:: WHAT IS REQUIRED ::
Lines with "JSON": please show every one of them from the listing below.

:: DATASET EXTRACT ::
══════

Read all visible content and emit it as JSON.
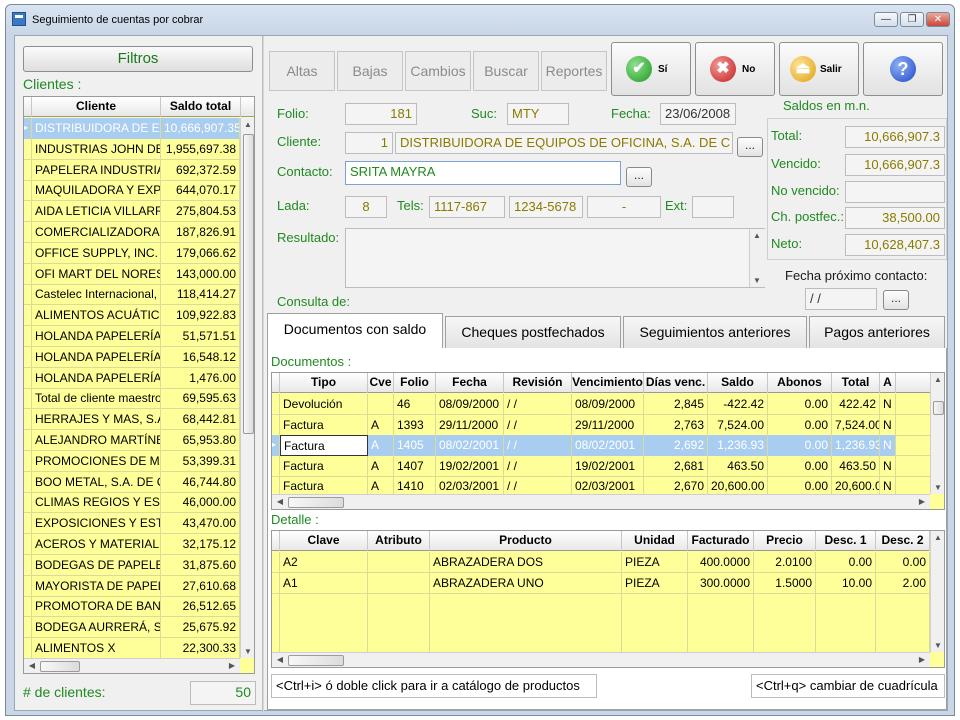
{
  "window": {
    "title": "Seguimiento de cuentas por cobrar",
    "min": "—",
    "max": "❐",
    "close": "✕"
  },
  "left": {
    "filtros": "Filtros",
    "clientes_label": "Clientes :",
    "headers": [
      "Cliente",
      "Saldo total"
    ],
    "rows": [
      [
        "DISTRIBUIDORA DE EQUIP",
        "10,666,907.35"
      ],
      [
        "INDUSTRIAS JOHN DEERE",
        "1,955,697.38"
      ],
      [
        "PAPELERA INDUSTRIAL, S",
        "692,372.59"
      ],
      [
        "MAQUILADORA Y EXPORT",
        "644,070.17"
      ],
      [
        "AIDA LETICIA VILLARREAL",
        "275,804.53"
      ],
      [
        "COMERCIALIZADORA DE",
        "187,826.91"
      ],
      [
        "OFFICE SUPPLY, INC.",
        "179,066.62"
      ],
      [
        "OFI MART DEL NORESTE,",
        "143,000.00"
      ],
      [
        "Castelec Internacional, S.A.",
        "118,414.27"
      ],
      [
        "ALIMENTOS ACUÁTICOS",
        "109,922.83"
      ],
      [
        "HOLANDA PAPELERÍAS C",
        "51,571.51"
      ],
      [
        "HOLANDA PAPELERÍAS D",
        "16,548.12"
      ],
      [
        "HOLANDA PAPELERÍAS D",
        "1,476.00"
      ],
      [
        "Total de cliente maestro HO",
        "69,595.63"
      ],
      [
        "HERRAJES Y MAS, S.A. D",
        "68,442.81"
      ],
      [
        "ALEJANDRO MARTÍNEZ S",
        "65,953.80"
      ],
      [
        "PROMOCIONES DE MADE",
        "53,399.31"
      ],
      [
        "BOO METAL, S.A. DE C.V.",
        "46,744.80"
      ],
      [
        "CLIMAS REGIOS Y ESPEC",
        "46,000.00"
      ],
      [
        "EXPOSICIONES Y ESTANT",
        "43,470.00"
      ],
      [
        "ACEROS Y MATERIALES C",
        "32,175.12"
      ],
      [
        "BODEGAS DE PAPELES Y",
        "31,875.60"
      ],
      [
        "MAYORISTA DE PAPELES",
        "27,610.68"
      ],
      [
        "PROMOTORA DE BANDAS",
        "26,512.65"
      ],
      [
        "BODEGA AURRERÁ, S.A.",
        "25,675.92"
      ],
      [
        "ALIMENTOS X",
        "22,300.33"
      ]
    ],
    "num_clientes_label": "# de clientes:",
    "num_clientes": "50"
  },
  "toolbar": {
    "altas": "Altas",
    "bajas": "Bajas",
    "cambios": "Cambios",
    "buscar": "Buscar",
    "reportes": "Reportes",
    "si": "Sí",
    "no": "No",
    "salir": "Salir",
    "si_icon": "✔",
    "no_icon": "✖",
    "salir_icon": "⏏",
    "help_icon": "?"
  },
  "form": {
    "folio_label": "Folio:",
    "folio": "181",
    "suc_label": "Suc:",
    "suc": "MTY",
    "fecha_label": "Fecha:",
    "fecha": "23/06/2008",
    "cliente_label": "Cliente:",
    "cliente_num": "1",
    "cliente_name": "DISTRIBUIDORA DE EQUIPOS DE OFICINA, S.A. DE C",
    "contacto_label": "Contacto:",
    "contacto": "SRITA MAYRA",
    "lada_label": "Lada:",
    "lada": "8",
    "tels_label": "Tels:",
    "tel1": "1117-867",
    "tel2": "1234-5678",
    "tel3": "-",
    "ext_label": "Ext:",
    "ext": "",
    "resultado_label": "Resultado:",
    "resultado": "",
    "consulta_label": "Consulta de:",
    "ellipsis": "..."
  },
  "saldos": {
    "title": "Saldos en m.n.",
    "total_label": "Total:",
    "total": "10,666,907.3",
    "vencido_label": "Vencido:",
    "vencido": "10,666,907.3",
    "novencido_label": "No vencido:",
    "novencido": "",
    "postfec_label": "Ch. postfec.:",
    "postfec": "38,500.00",
    "neto_label": "Neto:",
    "neto": "10,628,407.3",
    "fpc_label": "Fecha próximo contacto:",
    "fpc": " /  /"
  },
  "tabs": [
    "Documentos con saldo",
    "Cheques postfechados",
    "Seguimientos anteriores",
    "Pagos anteriores"
  ],
  "documentos": {
    "label": "Documentos :",
    "headers": [
      "Tipo",
      "Cve",
      "Folio",
      "Fecha",
      "Revisión",
      "Vencimiento",
      "Días venc.",
      "Saldo",
      "Abonos",
      "Total",
      "A"
    ],
    "rows": [
      [
        "Devolución",
        "",
        "46",
        "08/09/2000",
        " /  /",
        "08/09/2000",
        "2,845",
        "-422.42",
        "0.00",
        "422.42",
        "N"
      ],
      [
        "Factura",
        "A",
        "1393",
        "29/11/2000",
        " /  /",
        "29/11/2000",
        "2,763",
        "7,524.00",
        "0.00",
        "7,524.00",
        "N"
      ],
      [
        "Factura",
        "A",
        "1405",
        "08/02/2001",
        " /  /",
        "08/02/2001",
        "2,692",
        "1,236.93",
        "0.00",
        "1,236.93",
        "N"
      ],
      [
        "Factura",
        "A",
        "1407",
        "19/02/2001",
        " /  /",
        "19/02/2001",
        "2,681",
        "463.50",
        "0.00",
        "463.50",
        "N"
      ],
      [
        "Factura",
        "A",
        "1410",
        "02/03/2001",
        " /  /",
        "02/03/2001",
        "2,670",
        "20,600.00",
        "0.00",
        "20,600.00",
        "N"
      ]
    ]
  },
  "detalle": {
    "label": "Detalle :",
    "headers": [
      "Clave",
      "Atributo",
      "Producto",
      "Unidad",
      "Facturado",
      "Precio",
      "Desc. 1",
      "Desc. 2"
    ],
    "rows": [
      [
        "A2",
        "",
        "ABRAZADERA DOS",
        "PIEZA",
        "400.0000",
        "2.0100",
        "0.00",
        "0.00"
      ],
      [
        "A1",
        "",
        "ABRAZADERA UNO",
        "PIEZA",
        "300.0000",
        "1.5000",
        "10.00",
        "2.00"
      ]
    ]
  },
  "status": {
    "left": "<Ctrl+i> ó doble click para ir a catálogo de productos",
    "right": "<Ctrl+q> cambiar de cuadrícula"
  }
}
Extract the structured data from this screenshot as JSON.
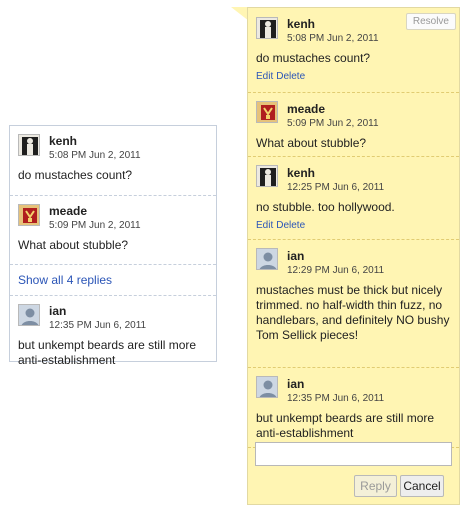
{
  "left_card": {
    "comments": [
      {
        "author": "kenh",
        "time": "5:08 PM Jun 2, 2011",
        "text": "do mustaches count?",
        "avatar_icon": "silhouette-icon"
      },
      {
        "author": "meade",
        "time": "5:09 PM Jun 2, 2011",
        "text": "What about stubble?",
        "avatar_icon": "crest-icon"
      }
    ],
    "show_all_label": "Show all 4 replies",
    "last_comment": {
      "author": "ian",
      "time": "12:35 PM Jun 6, 2011",
      "text": "but unkempt beards are still more anti-establishment",
      "avatar_icon": "default-person-icon"
    }
  },
  "right_panel": {
    "resolve_label": "Resolve",
    "edit_label": "Edit",
    "delete_label": "Delete",
    "comments": [
      {
        "author": "kenh",
        "time": "5:08 PM Jun 2, 2011",
        "text": "do mustaches count?",
        "editable": true
      },
      {
        "author": "meade",
        "time": "5:09 PM Jun 2, 2011",
        "text": "What about stubble?",
        "editable": false
      },
      {
        "author": "kenh",
        "time": "12:25 PM Jun 6, 2011",
        "text": "no stubble. too hollywood.",
        "editable": true
      },
      {
        "author": "ian",
        "time": "12:29 PM Jun 6, 2011",
        "text": "mustaches must be thick but nicely trimmed. no half-width thin fuzz, no handlebars, and definitely NO bushy Tom Sellick pieces!",
        "editable": false
      },
      {
        "author": "ian",
        "time": "12:35 PM Jun 6, 2011",
        "text": "but unkempt beards are still more anti-establishment",
        "editable": false
      }
    ],
    "reply_placeholder": "",
    "reply_label": "Reply",
    "cancel_label": "Cancel"
  },
  "colors": {
    "panel_bg": "#fff5b3",
    "link": "#2b55b7",
    "card_border": "#c6cfdc"
  }
}
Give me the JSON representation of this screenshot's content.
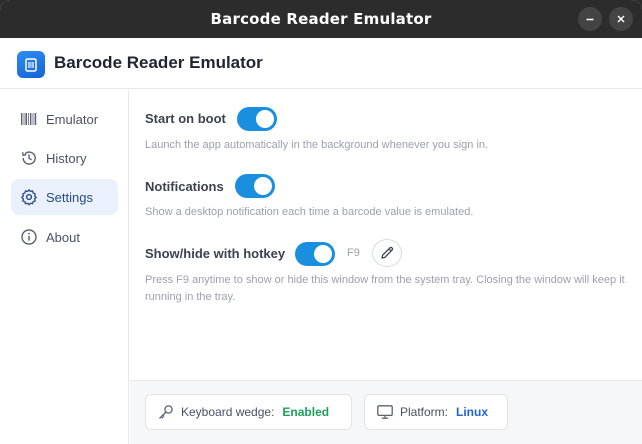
{
  "window": {
    "title": "Barcode Reader Emulator"
  },
  "header": {
    "title": "Barcode Reader Emulator"
  },
  "sidebar": {
    "items": [
      {
        "label": "Emulator",
        "icon": "barcode-icon",
        "active": false
      },
      {
        "label": "History",
        "icon": "history-icon",
        "active": false
      },
      {
        "label": "Settings",
        "icon": "gear-icon",
        "active": true
      },
      {
        "label": "About",
        "icon": "info-icon",
        "active": false
      }
    ]
  },
  "settings": {
    "start_on_boot": {
      "title": "Start on boot",
      "description": "Launch the app automatically in the background whenever you sign in.",
      "enabled": true
    },
    "notifications": {
      "title": "Notifications",
      "description": "Show a desktop notification each time a barcode value is emulated.",
      "enabled": true
    },
    "hotkey": {
      "title": "Show/hide with hotkey",
      "key": "F9",
      "description": "Press F9 anytime to show or hide this window from the system tray. Closing the window will keep it running in the tray.",
      "enabled": true
    }
  },
  "footer": {
    "keyboard_wedge": {
      "label": "Keyboard wedge:",
      "value": "Enabled",
      "value_color": "#1e9e5a"
    },
    "platform": {
      "label": "Platform:",
      "value": "Linux",
      "value_color": "#1f64d8"
    }
  },
  "colors": {
    "accent": "#1a8fe0",
    "titlebar": "#2c2c2c"
  }
}
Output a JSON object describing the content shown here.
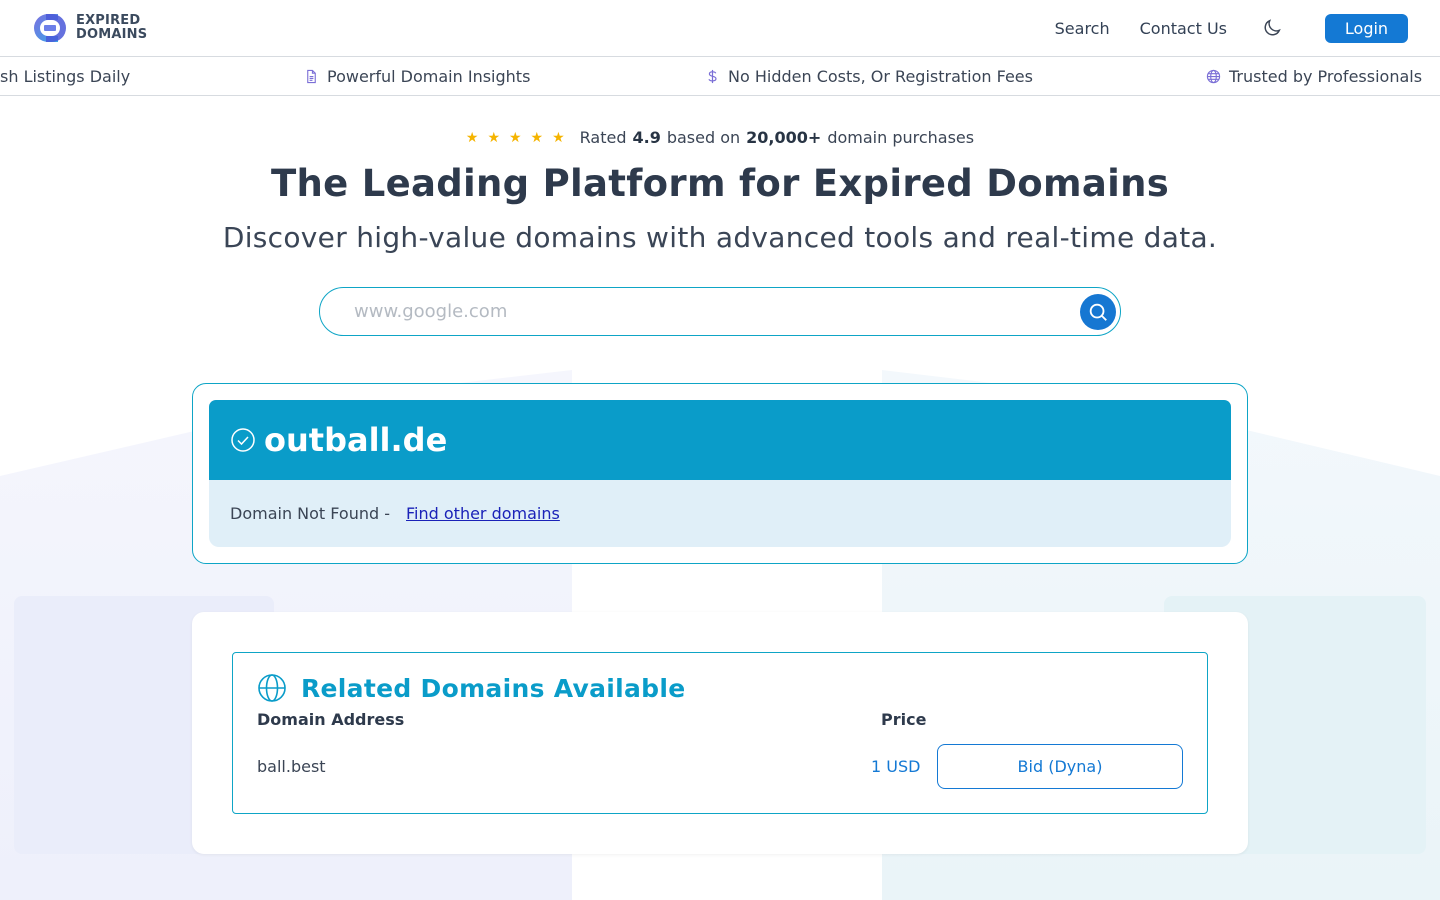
{
  "header": {
    "logo_line1": "EXPIRED",
    "logo_line2": "DOMAINS",
    "nav_search": "Search",
    "nav_contact": "Contact Us",
    "login": "Login"
  },
  "ticker": [
    {
      "icon": "refresh-icon",
      "label": "sh Listings Daily"
    },
    {
      "icon": "document-icon",
      "label": "Powerful Domain Insights"
    },
    {
      "icon": "dollar-icon",
      "label": "No Hidden Costs, Or Registration Fees"
    },
    {
      "icon": "globe-icon",
      "label": "Trusted by Professionals"
    }
  ],
  "hero": {
    "stars": "★★★★★",
    "rating_prefix": "Rated",
    "rating_value": "4.9",
    "rating_mid": "based on",
    "rating_count": "20,000+",
    "rating_suffix": "domain purchases",
    "title": "The Leading Platform for Expired Domains",
    "subtitle": "Discover high-value domains with advanced tools and real-time data."
  },
  "search": {
    "placeholder": "www.google.com",
    "value": ""
  },
  "result": {
    "domain": "outball.de",
    "status": "Domain Not Found -",
    "link": "Find other domains"
  },
  "related": {
    "title": "Related Domains Available",
    "col_domain": "Domain Address",
    "col_price": "Price",
    "rows": [
      {
        "domain": "ball.best",
        "price": "1 USD",
        "action": "Bid (Dyna)"
      }
    ]
  },
  "colors": {
    "accent": "#0a9cc9",
    "primary": "#1479d4",
    "star": "#f5b400"
  }
}
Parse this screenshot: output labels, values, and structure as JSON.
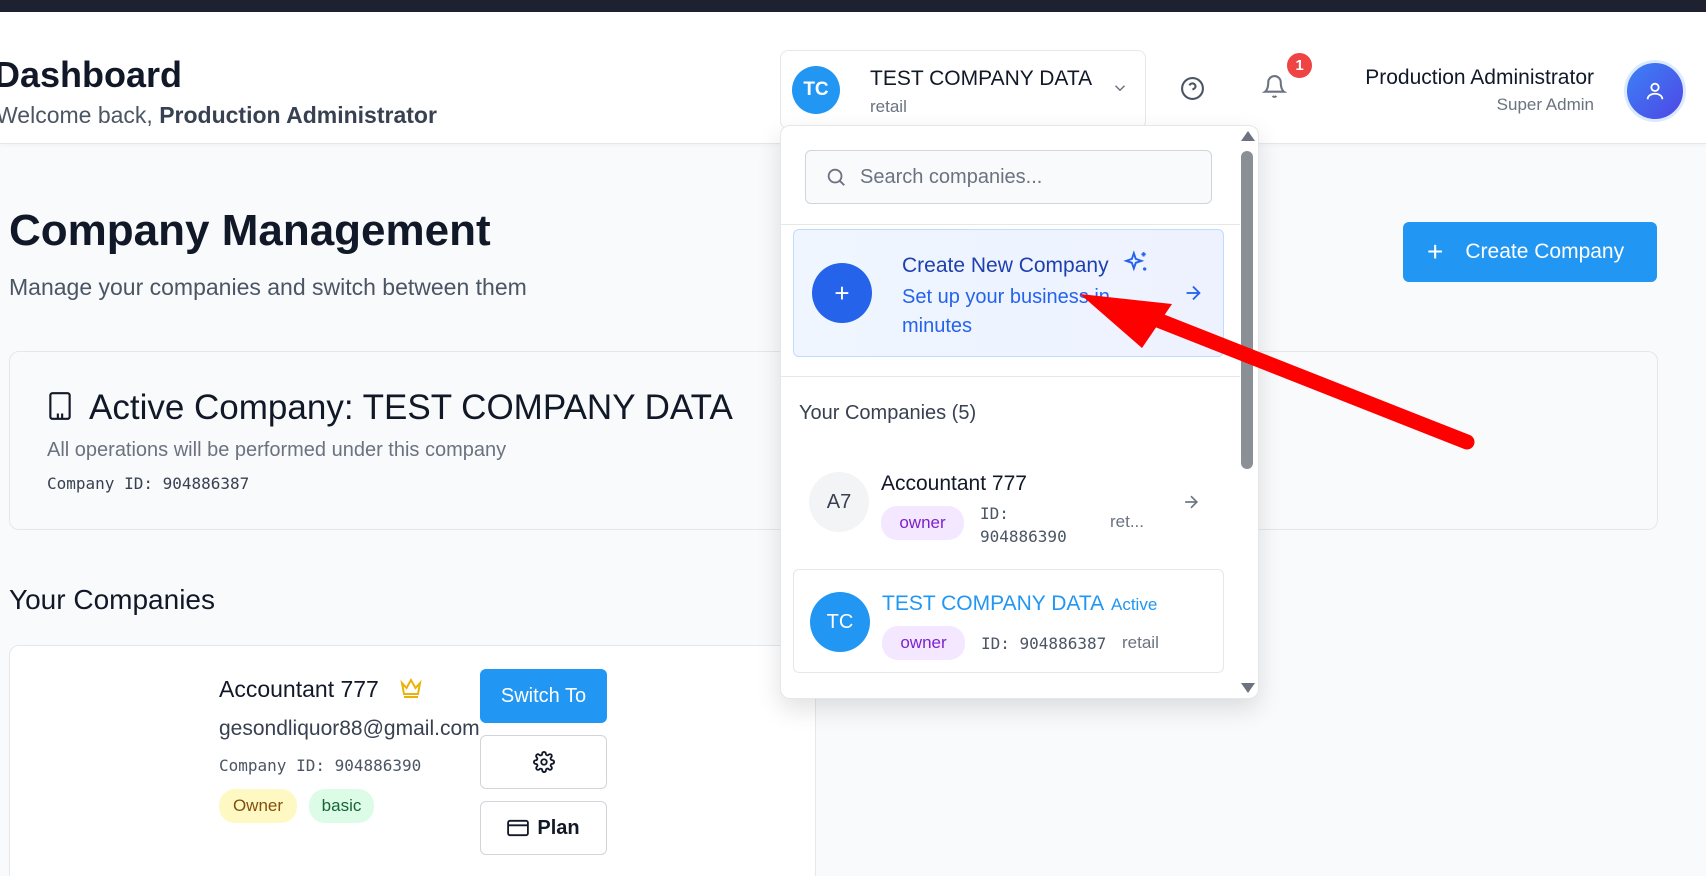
{
  "header": {
    "title": "Dashboard",
    "welcome_prefix": "Welcome back, ",
    "welcome_user": "Production Administrator",
    "company_switcher": {
      "initials": "TC",
      "name": "TEST COMPANY DATA",
      "type": "retail"
    },
    "notification_count": "1",
    "user_name": "Production Administrator",
    "user_role": "Super Admin"
  },
  "page": {
    "title": "Company Management",
    "subtitle": "Manage your companies and switch between them",
    "create_button": "Create Company",
    "create_icon": "+"
  },
  "active_company": {
    "title": "Active Company: TEST COMPANY DATA",
    "description": "All operations will be performed under this company",
    "company_id": "Company ID: 904886387"
  },
  "your_companies": {
    "title": "Your Companies",
    "cards": [
      {
        "name": "Accountant 777",
        "email": "gesondliquor88@gmail.com",
        "company_id": "Company ID: 904886390",
        "role": "Owner",
        "plan": "basic",
        "switch_label": "Switch To",
        "plan_label": "Plan"
      }
    ]
  },
  "dropdown": {
    "search_placeholder": "Search companies...",
    "create_title": "Create New Company",
    "create_subtitle": "Set up your business in minutes",
    "create_icon": "+",
    "list_label": "Your Companies (5)",
    "items": [
      {
        "initials": "A7",
        "name": "Accountant 777",
        "role": "owner",
        "id_label": "ID:",
        "id_value": "904886390",
        "type": "ret..."
      },
      {
        "initials": "TC",
        "name": "TEST COMPANY DATA",
        "active_label": "Active",
        "role": "owner",
        "id_text": "ID: 904886387",
        "type": "retail"
      }
    ]
  },
  "colors": {
    "primary": "#2196f3",
    "annotation_arrow": "#ff0000",
    "badge": "#ef4444"
  }
}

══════

:: ANSWER TO THE PROBLEM ::
Read all visible content and emit it as JSON.
Extract the structured data from this screenshot as JSON.
Give me the JSON representation of this screenshot's content.
Output a JSON object describing the content shown here.
Parse this screenshot: output labels, values, and structure as JSON.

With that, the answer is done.